Monday, September 15, 2014
When I was a student in zoology, we were tasked with studying an animal at the zoo and writing a paper about our observations. It seemed so simple at the outset. I chose zebras and spent hours watching them graze in their confined space. I studied their stripes. I worked at distinguishing one animal from another. In essence, I had no idea what I was doing.
Studying animals and animal behavior seems like it should be a simple and straightforward task, too. A dog wags his tail; he's happy. But there's so much more to it than that, which is exactly why we need veterinarians like Vint Virga to observe our animals and treat them when there's something wrong. Dr. Virga sees more than just the symptoms displayed by a sick or injured animal; he sees the whole being and its relationship to us.
As a specialist in veterinary behavioral medicine and consultant to zoos and wild animal parks, Dr. Virga's expertise spans the animal kingdom from dogs and cats to wild species such as leopards, gibbons, wolves, and giraffes. He has served as an advisor to leading U.S. corporations, professional associations, and animal welfare organizations and has appeared as a featured guest on ABC World News, National Geographic Explorer, and PBS Nature.

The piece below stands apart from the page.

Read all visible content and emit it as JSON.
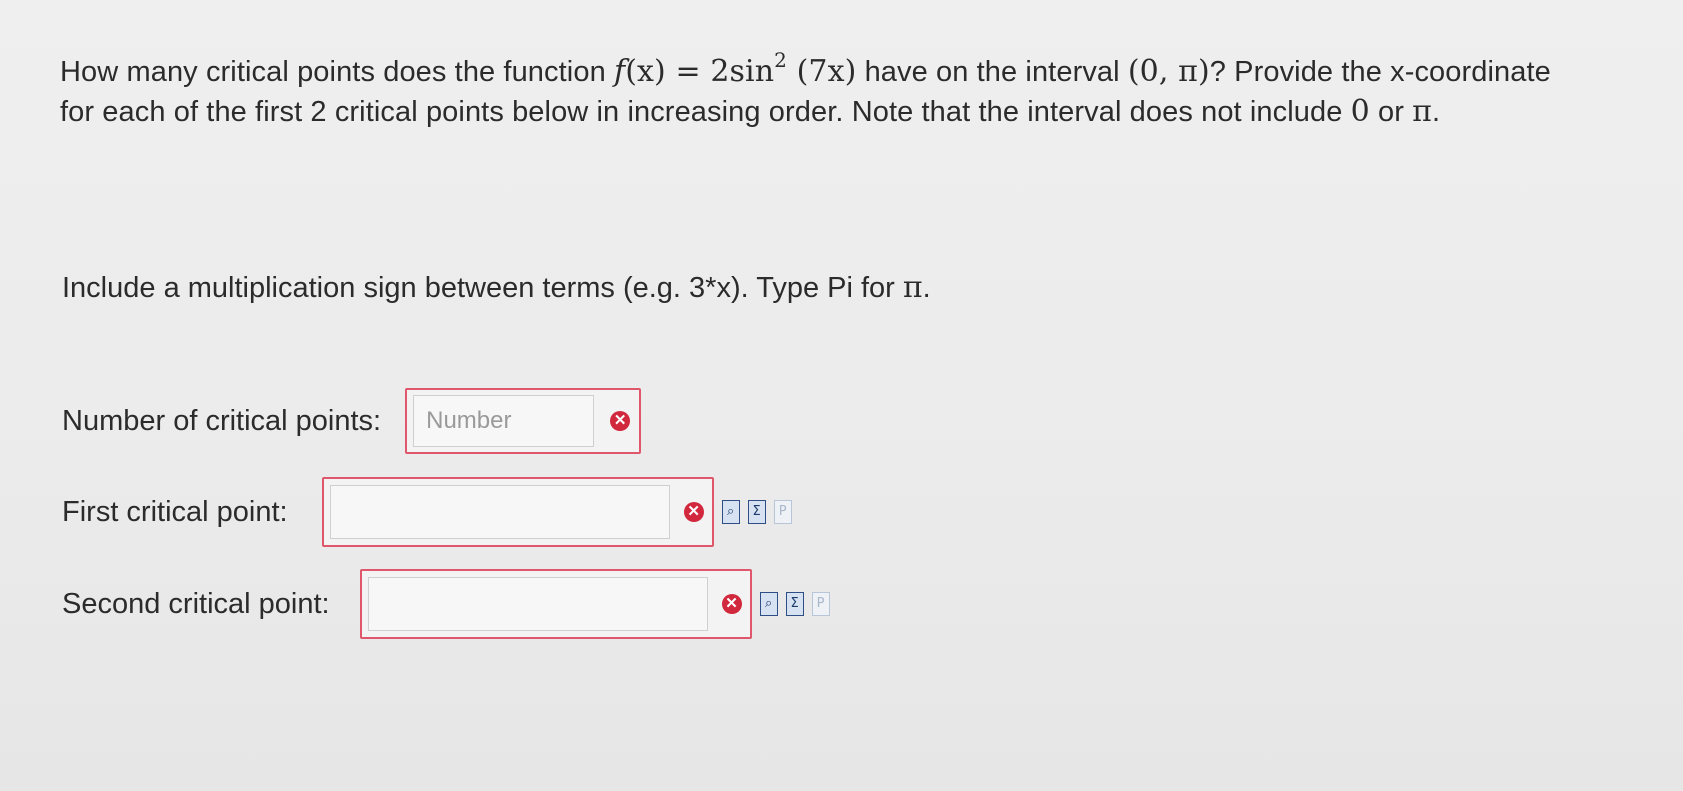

What I learned from reading his book is how patient we need to be with our animals when they're sick. And how patient we need to be with ourselves. We're so quick in our society today to rush to solve problems without always understanding what the problem is. We may not even recognize what we're seeing when we observe our pets or other animals. There's a language there that we haven't quite breeched. It takes more time, more practice, and more patience.
I enjoyed reading Dr. Virga's book because it wasn't just about the animals. It's about our relationship to them and what we learn about ourselves as we learn more about the animals around us. This is a book for any type of animal lover -- including those interested in human behavior.
You can read more about Dr. Virga and his book The Soul of All Living Creatures in this New York Times article.
*I received this book from Blogging for Books to review.